[TASK INPUT]

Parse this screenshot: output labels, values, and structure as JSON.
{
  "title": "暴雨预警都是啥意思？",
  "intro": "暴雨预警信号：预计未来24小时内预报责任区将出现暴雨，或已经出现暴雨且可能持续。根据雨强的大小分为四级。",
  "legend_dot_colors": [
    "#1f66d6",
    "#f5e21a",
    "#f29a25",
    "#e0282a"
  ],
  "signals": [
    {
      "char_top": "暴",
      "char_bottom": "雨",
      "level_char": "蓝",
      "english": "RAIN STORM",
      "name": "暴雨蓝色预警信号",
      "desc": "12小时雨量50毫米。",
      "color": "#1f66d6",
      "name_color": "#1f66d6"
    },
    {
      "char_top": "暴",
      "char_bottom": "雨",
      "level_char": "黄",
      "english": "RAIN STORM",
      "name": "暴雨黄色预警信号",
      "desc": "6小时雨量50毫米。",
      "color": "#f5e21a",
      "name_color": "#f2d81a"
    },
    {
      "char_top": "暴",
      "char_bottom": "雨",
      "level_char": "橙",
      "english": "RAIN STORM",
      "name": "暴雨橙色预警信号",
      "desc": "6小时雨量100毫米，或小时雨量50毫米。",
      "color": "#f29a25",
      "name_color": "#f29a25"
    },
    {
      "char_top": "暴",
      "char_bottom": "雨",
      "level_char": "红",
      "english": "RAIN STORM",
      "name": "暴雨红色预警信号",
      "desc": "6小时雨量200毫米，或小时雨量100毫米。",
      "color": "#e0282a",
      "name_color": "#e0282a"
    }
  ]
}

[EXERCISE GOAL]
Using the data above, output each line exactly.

[SOLUTION TO THIS TASK]
Parse this screenshot: output labels, values, and structure as JSON.
{
  "title": "暴雨预警都是啥意思？",
  "intro": "暴雨预警信号：预计未来24小时内预报责任区将出现暴雨，或已经出现暴雨且可能持续。根据雨强的大小分为四级。",
  "legend_dot_colors": [
    "#1f66d6",
    "#f5e21a",
    "#f29a25",
    "#e0282a"
  ],
  "signals": [
    {
      "char_top": "暴",
      "char_bottom": "雨",
      "level_char": "蓝",
      "english": "RAIN STORM",
      "name": "暴雨蓝色预警信号",
      "desc": "12小时雨量50毫米。",
      "color": "#1f66d6",
      "name_color": "#1f66d6"
    },
    {
      "char_top": "暴",
      "char_bottom": "雨",
      "level_char": "黄",
      "english": "RAIN STORM",
      "name": "暴雨黄色预警信号",
      "desc": "6小时雨量50毫米。",
      "color": "#f5e21a",
      "name_color": "#f2d81a"
    },
    {
      "char_top": "暴",
      "char_bottom": "雨",
      "level_char": "橙",
      "english": "RAIN STORM",
      "name": "暴雨橙色预警信号",
      "desc": "6小时雨量100毫米，或小时雨量50毫米。",
      "color": "#f29a25",
      "name_color": "#f29a25"
    },
    {
      "char_top": "暴",
      "char_bottom": "雨",
      "level_char": "红",
      "english": "RAIN STORM",
      "name": "暴雨红色预警信号",
      "desc": "6小时雨量200毫米，或小时雨量100毫米。",
      "color": "#e0282a",
      "name_color": "#e0282a"
    }
  ]
}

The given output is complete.